▶ _Exercise prompt_
Only a number is wanted here, namely how many lines of the data contain the string "komisji".

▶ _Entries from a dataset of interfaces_
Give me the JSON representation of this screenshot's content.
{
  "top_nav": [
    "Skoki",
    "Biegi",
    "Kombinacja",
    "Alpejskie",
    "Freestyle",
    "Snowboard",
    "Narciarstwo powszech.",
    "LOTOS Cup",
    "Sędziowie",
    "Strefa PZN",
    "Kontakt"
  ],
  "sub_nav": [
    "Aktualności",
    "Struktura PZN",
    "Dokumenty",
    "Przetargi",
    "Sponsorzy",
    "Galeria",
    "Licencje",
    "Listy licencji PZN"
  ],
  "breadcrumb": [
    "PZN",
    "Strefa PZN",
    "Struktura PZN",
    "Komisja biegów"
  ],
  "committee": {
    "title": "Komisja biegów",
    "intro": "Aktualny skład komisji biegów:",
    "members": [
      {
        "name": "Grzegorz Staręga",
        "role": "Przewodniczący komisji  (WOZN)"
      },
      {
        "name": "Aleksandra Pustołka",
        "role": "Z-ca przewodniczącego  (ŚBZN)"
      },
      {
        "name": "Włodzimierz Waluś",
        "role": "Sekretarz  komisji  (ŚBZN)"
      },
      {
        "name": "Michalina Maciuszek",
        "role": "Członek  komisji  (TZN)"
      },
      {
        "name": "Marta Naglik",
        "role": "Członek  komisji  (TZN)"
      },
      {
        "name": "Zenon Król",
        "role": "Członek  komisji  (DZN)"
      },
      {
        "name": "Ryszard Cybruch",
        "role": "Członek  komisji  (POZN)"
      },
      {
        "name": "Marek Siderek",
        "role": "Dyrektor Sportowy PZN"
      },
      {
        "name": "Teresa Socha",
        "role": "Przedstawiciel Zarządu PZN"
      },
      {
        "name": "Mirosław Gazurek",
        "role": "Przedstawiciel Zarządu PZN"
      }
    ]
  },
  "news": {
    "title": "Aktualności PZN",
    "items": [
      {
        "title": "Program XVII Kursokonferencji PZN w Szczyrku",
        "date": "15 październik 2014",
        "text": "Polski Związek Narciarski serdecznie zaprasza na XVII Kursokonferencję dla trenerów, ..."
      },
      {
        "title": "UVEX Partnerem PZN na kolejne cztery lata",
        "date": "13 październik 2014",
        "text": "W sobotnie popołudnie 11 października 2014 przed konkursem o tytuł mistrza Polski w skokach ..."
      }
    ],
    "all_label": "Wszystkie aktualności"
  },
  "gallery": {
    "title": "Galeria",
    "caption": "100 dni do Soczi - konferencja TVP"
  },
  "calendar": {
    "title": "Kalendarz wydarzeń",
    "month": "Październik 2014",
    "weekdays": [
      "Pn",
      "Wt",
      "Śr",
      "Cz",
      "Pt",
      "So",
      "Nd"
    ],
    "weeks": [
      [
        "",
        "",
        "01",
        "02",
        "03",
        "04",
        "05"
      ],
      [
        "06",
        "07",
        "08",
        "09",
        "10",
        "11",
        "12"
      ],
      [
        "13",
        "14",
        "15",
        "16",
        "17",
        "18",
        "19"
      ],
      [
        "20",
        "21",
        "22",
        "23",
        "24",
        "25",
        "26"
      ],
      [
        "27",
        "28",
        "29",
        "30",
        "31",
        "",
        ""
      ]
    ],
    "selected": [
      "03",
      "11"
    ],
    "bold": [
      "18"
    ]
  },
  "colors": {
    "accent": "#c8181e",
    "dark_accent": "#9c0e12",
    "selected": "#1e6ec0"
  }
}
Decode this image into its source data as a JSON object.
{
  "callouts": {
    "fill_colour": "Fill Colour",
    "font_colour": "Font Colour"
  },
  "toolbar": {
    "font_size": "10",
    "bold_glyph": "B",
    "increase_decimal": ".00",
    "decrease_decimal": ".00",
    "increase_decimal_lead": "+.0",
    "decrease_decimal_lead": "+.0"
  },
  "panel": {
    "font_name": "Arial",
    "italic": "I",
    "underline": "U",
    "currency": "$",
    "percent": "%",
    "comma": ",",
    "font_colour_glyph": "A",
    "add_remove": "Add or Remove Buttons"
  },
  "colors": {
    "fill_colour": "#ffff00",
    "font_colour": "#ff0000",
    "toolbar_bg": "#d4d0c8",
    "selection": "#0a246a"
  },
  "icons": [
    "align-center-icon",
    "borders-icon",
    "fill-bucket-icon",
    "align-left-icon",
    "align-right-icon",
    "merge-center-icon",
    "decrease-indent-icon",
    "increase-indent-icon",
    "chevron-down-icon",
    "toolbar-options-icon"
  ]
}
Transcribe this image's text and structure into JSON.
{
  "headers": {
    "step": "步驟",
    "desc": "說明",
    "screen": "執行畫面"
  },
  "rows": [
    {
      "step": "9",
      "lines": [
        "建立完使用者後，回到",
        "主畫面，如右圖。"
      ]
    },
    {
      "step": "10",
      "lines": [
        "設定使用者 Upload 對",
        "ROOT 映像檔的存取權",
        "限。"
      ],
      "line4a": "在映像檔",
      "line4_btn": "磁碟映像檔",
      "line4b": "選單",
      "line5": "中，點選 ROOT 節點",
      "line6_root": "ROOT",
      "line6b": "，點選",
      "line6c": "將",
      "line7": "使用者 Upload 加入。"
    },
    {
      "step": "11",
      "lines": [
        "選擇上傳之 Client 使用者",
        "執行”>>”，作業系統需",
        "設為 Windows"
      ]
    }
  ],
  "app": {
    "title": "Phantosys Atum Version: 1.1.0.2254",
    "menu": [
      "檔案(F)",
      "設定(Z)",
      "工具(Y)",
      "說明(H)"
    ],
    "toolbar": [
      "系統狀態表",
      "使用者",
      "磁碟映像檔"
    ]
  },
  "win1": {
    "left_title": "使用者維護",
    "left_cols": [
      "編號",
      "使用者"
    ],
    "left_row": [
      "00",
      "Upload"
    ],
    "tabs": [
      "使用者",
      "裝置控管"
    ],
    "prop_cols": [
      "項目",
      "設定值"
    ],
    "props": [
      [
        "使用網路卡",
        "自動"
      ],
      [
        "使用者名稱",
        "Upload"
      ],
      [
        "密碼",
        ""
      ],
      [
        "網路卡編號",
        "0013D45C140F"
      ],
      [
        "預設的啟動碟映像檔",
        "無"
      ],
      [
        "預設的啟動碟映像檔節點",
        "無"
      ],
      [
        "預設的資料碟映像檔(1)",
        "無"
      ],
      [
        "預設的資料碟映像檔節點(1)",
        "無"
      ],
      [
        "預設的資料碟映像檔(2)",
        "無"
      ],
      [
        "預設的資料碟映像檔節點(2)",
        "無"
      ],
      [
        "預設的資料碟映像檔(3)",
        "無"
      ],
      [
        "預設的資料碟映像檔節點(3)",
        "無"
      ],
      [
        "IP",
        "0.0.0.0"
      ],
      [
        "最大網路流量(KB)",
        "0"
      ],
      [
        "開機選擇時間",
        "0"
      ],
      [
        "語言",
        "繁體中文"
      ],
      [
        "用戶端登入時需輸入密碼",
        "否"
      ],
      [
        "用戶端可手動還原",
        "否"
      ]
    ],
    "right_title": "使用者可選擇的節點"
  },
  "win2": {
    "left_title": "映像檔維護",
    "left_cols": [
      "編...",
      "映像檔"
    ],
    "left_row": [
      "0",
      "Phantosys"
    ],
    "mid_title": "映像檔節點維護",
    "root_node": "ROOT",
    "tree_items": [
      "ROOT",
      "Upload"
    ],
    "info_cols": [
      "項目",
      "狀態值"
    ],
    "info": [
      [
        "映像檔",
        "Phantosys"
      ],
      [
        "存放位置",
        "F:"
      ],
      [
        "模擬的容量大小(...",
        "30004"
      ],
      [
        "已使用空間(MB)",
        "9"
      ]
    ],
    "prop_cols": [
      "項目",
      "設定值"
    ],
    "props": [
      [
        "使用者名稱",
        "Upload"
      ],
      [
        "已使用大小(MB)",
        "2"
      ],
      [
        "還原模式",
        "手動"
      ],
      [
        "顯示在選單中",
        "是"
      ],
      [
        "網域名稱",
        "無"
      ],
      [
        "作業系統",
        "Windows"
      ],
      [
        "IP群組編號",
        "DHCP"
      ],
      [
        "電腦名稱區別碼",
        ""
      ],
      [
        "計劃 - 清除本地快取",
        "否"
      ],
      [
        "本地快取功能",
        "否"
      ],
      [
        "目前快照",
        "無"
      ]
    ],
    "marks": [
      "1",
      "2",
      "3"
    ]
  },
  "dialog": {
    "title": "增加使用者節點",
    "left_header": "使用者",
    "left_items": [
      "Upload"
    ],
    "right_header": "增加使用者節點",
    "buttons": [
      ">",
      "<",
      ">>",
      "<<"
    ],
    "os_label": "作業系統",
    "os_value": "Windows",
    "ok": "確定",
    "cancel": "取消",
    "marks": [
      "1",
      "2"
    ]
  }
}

▶ _Task response_
7